====== DATASET EXTRACT ======
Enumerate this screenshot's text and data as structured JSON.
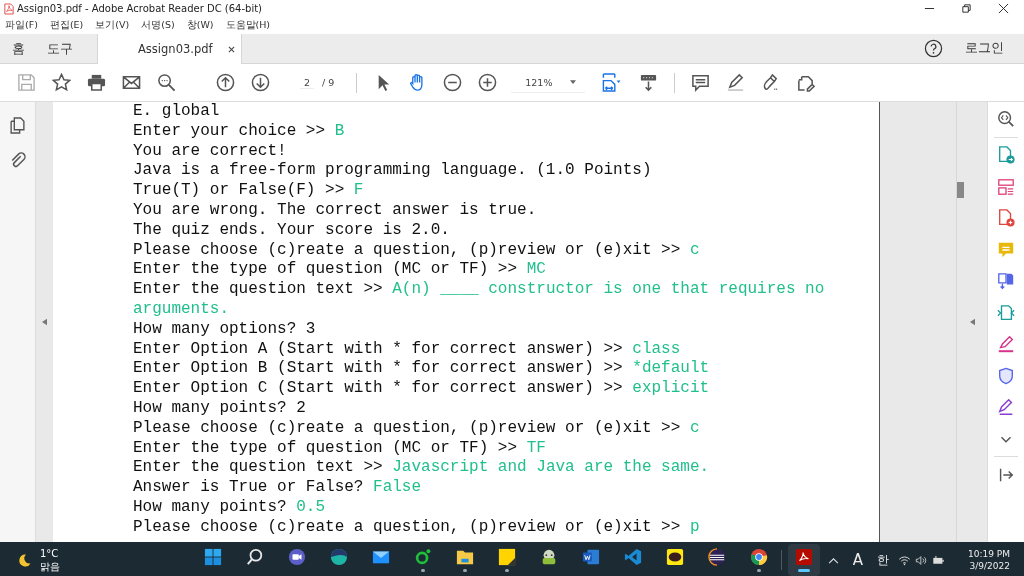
{
  "window": {
    "title": "Assign03.pdf - Adobe Acrobat Reader DC (64-bit)"
  },
  "menu": [
    "파일(F)",
    "편집(E)",
    "보기(V)",
    "서명(S)",
    "창(W)",
    "도움말(H)"
  ],
  "tabs": [
    {
      "label": "홈",
      "kind": "nav",
      "selected": false
    },
    {
      "label": "도구",
      "kind": "nav",
      "selected": false
    },
    {
      "label": "Assign03.pdf",
      "kind": "document",
      "selected": true
    }
  ],
  "account": {
    "login": "로그인"
  },
  "toolbar": {
    "page": "2",
    "page_total": "/ 9",
    "zoom": "121%"
  },
  "console": [
    {
      "prompt": "E. global"
    },
    {
      "prompt": "Enter your choice >>",
      "input": "B"
    },
    {
      "prompt": "You are correct!"
    },
    {
      "prompt": "Java is a free-form programming language. (1.0 Points)"
    },
    {
      "prompt": "True(T) or False(F) >>",
      "input": "F"
    },
    {
      "prompt": "You are wrong. The correct answer is true."
    },
    {
      "prompt": "The quiz ends. Your score is 2.0."
    },
    {
      "prompt": "Please choose (c)reate a question, (p)review or (e)xit >>",
      "input": "c"
    },
    {
      "prompt": "Enter the type of question (MC or TF) >>",
      "input": "MC"
    },
    {
      "prompt": "Enter the question text >>",
      "input": "A(n) ____ constructor is one that requires no arguments."
    },
    {
      "prompt": "How many options? 3"
    },
    {
      "prompt": "Enter Option A (Start with * for correct answer) >>",
      "input": "class"
    },
    {
      "prompt": "Enter Option B (Start with * for correct answer) >>",
      "input": "*default"
    },
    {
      "prompt": "Enter Option C (Start with * for correct answer) >>",
      "input": "explicit"
    },
    {
      "prompt": "How many points? 2"
    },
    {
      "prompt": "Please choose (c)reate a question, (p)review or (e)xit >>",
      "input": "c"
    },
    {
      "prompt": "Enter the type of question (MC or TF) >>",
      "input": "TF"
    },
    {
      "prompt": "Enter the question text >>",
      "input": "Javascript and Java are the same."
    },
    {
      "prompt": "Answer is True or False?",
      "input": "False"
    },
    {
      "prompt": "How many points?",
      "input": "0.5"
    },
    {
      "prompt": "Please choose (c)reate a question, (p)review or (e)xit >>",
      "input": "p"
    }
  ],
  "taskbar": {
    "temperature": "1°C",
    "weather": "맑음",
    "apps": [
      {
        "kind": "start",
        "running": false,
        "active": false
      },
      {
        "kind": "search",
        "running": false,
        "active": false
      },
      {
        "kind": "chat",
        "running": false,
        "active": false
      },
      {
        "kind": "whale",
        "running": false,
        "active": false
      },
      {
        "kind": "mail",
        "running": false,
        "active": false
      },
      {
        "kind": "line",
        "running": true,
        "active": false
      },
      {
        "kind": "explorer",
        "running": true,
        "active": false
      },
      {
        "kind": "sticky",
        "running": true,
        "active": false
      },
      {
        "kind": "game",
        "running": false,
        "active": false
      },
      {
        "kind": "word",
        "running": false,
        "active": false
      },
      {
        "kind": "vscode",
        "running": false,
        "active": false
      },
      {
        "kind": "talk",
        "running": false,
        "active": false
      },
      {
        "kind": "eclipse",
        "running": false,
        "active": false
      },
      {
        "kind": "chrome",
        "running": true,
        "active": false
      },
      {
        "kind": "acrobat",
        "running": true,
        "active": true
      }
    ],
    "input_mode": "A",
    "ime": "한",
    "time": "10:19 PM",
    "date": "3/9/2022"
  }
}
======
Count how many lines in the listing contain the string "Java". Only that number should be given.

### YOUR RESPONSE
2